EXERCISE OBJECTIVE
Can you pull out each line of the data below that includes the word "screenshot"?

INPUT
*** Block opens ***
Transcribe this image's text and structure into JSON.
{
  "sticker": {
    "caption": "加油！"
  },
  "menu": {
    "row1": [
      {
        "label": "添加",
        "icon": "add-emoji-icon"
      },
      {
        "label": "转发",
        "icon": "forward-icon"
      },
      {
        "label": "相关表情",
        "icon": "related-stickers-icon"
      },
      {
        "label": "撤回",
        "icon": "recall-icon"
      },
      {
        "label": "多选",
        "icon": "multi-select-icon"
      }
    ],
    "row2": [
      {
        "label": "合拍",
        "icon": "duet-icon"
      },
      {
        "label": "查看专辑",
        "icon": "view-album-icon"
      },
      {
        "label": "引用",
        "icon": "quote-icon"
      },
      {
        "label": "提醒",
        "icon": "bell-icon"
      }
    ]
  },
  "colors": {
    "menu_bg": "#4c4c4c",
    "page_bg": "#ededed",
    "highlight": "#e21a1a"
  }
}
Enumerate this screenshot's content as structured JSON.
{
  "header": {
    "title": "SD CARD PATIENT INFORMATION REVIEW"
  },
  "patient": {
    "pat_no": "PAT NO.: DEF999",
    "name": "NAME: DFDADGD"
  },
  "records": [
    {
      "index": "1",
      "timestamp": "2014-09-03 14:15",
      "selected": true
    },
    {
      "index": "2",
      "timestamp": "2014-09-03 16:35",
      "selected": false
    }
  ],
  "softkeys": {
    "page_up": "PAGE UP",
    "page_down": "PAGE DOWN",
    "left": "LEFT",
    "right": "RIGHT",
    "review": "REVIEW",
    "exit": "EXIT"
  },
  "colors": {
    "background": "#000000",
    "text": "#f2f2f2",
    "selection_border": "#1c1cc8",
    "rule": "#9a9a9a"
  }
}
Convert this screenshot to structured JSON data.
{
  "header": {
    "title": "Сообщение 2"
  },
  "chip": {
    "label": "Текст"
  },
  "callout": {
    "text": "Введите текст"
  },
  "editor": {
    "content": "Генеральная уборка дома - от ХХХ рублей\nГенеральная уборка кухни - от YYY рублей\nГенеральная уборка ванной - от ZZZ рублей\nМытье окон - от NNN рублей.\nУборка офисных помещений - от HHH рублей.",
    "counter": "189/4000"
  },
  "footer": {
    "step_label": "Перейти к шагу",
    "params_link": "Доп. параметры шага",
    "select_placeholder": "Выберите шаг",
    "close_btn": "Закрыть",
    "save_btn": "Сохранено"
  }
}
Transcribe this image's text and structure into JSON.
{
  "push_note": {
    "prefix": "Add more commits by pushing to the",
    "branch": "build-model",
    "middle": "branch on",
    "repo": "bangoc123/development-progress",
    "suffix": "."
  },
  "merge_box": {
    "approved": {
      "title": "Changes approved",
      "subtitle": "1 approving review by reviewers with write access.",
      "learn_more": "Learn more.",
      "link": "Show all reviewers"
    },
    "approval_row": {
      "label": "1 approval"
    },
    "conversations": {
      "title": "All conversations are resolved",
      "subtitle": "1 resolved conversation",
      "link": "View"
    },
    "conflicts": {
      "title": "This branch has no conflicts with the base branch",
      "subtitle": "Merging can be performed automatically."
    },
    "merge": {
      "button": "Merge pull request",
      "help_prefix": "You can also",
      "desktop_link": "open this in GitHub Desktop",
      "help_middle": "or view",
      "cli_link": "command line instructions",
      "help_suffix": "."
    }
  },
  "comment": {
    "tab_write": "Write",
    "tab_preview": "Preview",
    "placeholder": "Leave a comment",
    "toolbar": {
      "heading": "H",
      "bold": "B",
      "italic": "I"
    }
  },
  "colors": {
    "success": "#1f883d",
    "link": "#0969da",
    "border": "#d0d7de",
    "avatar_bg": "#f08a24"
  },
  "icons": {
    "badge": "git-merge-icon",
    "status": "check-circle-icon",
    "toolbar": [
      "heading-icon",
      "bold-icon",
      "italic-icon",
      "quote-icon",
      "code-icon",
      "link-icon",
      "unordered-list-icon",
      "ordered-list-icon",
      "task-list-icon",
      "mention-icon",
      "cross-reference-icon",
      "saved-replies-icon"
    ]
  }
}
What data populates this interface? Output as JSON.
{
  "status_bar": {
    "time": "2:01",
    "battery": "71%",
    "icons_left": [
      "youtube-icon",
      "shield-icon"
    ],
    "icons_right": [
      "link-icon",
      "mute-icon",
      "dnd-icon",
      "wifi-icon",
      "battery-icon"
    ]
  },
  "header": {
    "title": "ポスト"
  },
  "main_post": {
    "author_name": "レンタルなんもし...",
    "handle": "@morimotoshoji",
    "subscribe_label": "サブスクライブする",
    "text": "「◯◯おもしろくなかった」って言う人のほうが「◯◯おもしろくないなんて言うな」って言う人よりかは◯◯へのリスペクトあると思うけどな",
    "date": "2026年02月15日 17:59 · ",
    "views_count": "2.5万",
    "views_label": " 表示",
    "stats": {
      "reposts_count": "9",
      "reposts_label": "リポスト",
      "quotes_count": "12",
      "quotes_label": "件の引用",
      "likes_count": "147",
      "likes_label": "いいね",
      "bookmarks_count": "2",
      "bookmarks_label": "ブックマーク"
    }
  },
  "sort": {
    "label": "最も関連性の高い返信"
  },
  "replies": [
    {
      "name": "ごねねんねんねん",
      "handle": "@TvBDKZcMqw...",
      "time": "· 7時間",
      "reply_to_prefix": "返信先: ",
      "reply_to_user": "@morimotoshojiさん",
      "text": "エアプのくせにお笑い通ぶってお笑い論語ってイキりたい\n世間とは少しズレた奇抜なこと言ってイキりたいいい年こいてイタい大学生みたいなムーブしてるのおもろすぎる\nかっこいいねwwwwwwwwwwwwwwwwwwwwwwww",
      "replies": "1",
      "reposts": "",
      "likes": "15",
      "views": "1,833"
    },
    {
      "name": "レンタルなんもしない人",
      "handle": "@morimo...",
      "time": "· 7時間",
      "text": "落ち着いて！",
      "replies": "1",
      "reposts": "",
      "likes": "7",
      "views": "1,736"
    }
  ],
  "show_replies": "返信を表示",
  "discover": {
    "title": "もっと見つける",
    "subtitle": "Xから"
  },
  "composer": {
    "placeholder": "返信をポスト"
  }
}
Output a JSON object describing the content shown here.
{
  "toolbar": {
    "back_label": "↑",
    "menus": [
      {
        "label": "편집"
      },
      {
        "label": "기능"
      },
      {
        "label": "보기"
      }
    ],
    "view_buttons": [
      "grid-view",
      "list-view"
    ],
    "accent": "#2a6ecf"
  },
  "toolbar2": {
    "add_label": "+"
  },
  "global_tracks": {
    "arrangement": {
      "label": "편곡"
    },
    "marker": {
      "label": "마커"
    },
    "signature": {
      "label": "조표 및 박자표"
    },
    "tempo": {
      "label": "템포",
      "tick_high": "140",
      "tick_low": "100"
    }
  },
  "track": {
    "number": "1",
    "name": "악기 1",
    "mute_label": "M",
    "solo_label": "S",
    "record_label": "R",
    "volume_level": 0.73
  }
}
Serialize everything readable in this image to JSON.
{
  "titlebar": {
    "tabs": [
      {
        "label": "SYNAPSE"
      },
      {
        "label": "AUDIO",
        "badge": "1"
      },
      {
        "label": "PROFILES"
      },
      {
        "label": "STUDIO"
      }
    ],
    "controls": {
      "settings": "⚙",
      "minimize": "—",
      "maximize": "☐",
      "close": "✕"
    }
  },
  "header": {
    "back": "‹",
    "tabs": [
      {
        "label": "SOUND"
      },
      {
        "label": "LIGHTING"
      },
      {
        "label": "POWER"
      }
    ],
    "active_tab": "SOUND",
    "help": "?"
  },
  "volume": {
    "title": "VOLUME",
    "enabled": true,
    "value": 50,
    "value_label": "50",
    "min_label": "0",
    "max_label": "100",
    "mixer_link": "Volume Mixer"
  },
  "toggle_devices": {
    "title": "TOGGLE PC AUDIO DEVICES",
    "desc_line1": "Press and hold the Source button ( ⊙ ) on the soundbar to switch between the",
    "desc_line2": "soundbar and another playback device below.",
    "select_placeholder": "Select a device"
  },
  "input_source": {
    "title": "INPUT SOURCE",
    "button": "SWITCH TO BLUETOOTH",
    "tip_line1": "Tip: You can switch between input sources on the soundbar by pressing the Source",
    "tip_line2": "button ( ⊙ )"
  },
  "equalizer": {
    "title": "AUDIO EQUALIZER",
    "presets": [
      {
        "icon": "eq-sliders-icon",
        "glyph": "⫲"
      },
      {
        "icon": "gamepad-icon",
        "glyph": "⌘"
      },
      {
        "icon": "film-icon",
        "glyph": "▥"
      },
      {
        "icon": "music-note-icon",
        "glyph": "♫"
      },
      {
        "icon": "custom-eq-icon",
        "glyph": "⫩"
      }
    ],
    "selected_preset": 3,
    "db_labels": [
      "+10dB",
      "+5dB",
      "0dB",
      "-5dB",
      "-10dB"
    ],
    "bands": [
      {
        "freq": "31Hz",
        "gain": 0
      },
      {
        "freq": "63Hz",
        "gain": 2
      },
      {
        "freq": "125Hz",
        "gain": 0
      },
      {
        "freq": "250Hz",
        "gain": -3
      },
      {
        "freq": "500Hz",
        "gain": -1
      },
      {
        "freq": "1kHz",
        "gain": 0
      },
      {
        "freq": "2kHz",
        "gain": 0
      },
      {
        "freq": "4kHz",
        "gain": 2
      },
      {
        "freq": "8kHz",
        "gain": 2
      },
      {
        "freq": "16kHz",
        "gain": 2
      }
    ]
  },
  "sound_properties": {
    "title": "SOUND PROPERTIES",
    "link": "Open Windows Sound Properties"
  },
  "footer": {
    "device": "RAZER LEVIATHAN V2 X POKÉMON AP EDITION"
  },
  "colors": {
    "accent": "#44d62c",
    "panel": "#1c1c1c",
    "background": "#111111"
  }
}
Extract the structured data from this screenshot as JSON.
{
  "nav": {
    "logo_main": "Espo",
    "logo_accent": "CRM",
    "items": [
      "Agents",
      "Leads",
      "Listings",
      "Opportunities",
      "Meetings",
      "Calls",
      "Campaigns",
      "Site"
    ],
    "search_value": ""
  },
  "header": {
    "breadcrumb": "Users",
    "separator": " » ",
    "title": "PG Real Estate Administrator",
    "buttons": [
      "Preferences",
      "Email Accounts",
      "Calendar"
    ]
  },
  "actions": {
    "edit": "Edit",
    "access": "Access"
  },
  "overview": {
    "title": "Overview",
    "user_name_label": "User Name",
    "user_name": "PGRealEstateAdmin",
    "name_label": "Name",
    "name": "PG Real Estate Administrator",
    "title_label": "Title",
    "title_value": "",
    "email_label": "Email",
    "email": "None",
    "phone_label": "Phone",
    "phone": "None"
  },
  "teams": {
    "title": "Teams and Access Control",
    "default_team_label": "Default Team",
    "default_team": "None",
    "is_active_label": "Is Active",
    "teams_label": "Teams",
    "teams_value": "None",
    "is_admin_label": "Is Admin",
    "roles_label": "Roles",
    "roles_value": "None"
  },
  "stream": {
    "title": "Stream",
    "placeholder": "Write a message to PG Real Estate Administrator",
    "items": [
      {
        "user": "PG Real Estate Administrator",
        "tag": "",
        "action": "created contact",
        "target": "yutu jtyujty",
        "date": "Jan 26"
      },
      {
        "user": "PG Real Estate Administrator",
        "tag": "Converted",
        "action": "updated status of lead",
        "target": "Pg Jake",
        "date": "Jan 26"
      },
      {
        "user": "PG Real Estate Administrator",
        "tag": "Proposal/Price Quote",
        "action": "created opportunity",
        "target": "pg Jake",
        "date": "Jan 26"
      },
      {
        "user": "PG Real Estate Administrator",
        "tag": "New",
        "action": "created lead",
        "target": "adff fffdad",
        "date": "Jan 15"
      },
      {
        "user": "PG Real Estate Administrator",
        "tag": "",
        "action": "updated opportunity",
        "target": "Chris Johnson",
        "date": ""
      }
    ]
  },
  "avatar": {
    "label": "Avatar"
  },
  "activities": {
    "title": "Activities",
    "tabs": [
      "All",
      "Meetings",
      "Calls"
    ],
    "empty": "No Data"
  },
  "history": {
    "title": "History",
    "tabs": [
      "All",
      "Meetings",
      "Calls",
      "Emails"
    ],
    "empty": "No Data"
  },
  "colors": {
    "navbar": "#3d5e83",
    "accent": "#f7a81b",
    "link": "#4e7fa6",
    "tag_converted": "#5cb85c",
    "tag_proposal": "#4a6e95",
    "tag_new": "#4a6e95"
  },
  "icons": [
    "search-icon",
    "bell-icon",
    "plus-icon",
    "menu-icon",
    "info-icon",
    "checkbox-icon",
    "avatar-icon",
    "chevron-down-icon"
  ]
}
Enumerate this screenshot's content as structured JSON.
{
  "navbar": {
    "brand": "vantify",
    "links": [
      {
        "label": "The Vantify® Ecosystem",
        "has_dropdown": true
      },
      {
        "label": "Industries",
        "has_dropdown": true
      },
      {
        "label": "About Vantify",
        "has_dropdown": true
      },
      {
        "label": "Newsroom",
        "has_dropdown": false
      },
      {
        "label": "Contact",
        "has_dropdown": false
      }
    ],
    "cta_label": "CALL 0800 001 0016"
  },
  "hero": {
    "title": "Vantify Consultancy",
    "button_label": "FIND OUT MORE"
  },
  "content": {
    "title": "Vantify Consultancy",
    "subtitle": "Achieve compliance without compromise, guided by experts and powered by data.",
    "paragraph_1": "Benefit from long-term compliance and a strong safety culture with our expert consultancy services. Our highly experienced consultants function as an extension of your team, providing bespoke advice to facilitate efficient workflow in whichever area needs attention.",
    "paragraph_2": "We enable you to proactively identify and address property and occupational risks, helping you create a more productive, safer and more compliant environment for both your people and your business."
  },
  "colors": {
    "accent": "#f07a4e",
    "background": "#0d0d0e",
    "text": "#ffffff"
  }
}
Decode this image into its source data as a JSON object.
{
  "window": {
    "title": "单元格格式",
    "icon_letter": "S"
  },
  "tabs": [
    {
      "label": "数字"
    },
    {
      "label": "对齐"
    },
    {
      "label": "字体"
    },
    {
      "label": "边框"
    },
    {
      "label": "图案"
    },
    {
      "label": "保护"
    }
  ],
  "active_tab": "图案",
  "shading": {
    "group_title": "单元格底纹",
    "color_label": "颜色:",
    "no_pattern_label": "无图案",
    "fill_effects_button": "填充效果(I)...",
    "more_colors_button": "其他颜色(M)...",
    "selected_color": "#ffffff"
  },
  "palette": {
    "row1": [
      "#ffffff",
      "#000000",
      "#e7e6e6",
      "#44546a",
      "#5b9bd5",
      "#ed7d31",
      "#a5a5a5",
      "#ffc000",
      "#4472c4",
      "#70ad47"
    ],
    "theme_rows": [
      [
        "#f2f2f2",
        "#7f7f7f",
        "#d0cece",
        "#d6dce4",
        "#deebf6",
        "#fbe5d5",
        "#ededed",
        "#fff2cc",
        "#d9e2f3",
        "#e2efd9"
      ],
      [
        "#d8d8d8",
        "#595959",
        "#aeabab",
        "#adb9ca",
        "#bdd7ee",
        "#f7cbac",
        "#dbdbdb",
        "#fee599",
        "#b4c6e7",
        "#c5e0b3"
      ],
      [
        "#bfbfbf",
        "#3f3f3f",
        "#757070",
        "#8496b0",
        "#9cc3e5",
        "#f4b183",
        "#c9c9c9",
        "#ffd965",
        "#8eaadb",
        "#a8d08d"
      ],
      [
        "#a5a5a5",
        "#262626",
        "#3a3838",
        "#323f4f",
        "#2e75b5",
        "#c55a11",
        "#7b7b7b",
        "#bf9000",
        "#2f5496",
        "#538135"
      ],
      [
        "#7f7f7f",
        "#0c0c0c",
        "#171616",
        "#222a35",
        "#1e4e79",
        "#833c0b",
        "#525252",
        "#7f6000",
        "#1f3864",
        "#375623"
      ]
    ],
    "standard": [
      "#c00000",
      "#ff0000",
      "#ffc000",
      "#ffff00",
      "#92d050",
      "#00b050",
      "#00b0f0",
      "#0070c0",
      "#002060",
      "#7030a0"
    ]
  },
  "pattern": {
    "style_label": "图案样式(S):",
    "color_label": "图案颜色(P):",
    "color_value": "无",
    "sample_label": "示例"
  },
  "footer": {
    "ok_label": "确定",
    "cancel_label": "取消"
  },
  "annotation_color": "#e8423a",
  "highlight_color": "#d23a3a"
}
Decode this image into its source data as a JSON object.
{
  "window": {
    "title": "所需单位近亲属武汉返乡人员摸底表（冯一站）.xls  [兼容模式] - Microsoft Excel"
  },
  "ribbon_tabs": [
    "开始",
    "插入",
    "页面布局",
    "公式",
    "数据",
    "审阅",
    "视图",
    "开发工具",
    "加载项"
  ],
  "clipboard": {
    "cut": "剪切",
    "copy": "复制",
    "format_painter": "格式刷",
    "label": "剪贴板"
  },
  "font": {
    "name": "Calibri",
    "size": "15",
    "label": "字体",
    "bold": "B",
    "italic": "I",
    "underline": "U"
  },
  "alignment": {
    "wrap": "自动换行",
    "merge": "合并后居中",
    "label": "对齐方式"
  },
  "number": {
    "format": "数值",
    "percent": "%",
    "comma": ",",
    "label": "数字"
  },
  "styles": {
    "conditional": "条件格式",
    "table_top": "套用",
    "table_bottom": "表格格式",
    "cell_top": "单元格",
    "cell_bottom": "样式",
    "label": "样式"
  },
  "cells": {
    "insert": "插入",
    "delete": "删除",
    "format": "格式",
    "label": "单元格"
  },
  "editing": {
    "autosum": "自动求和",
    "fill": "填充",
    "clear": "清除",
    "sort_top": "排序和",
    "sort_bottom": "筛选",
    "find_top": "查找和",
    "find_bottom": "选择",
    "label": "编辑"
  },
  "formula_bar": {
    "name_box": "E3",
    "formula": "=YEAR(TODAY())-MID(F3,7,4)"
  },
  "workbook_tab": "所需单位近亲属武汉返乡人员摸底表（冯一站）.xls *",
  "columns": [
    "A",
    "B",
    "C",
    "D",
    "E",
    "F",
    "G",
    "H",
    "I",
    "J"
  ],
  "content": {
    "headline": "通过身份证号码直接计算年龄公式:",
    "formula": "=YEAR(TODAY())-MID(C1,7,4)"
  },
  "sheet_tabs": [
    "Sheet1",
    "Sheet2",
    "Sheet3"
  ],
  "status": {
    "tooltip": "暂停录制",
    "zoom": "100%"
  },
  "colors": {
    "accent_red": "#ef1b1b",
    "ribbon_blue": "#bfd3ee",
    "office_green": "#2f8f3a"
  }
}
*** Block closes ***
ANSWER FOR THIS EXERCISE
Enumerate this screenshot's content as structured JSON.
Convert this screenshot to structured JSON data.
Extract the structured data from this screenshot as JSON.
Enumerate this screenshot's content as structured JSON.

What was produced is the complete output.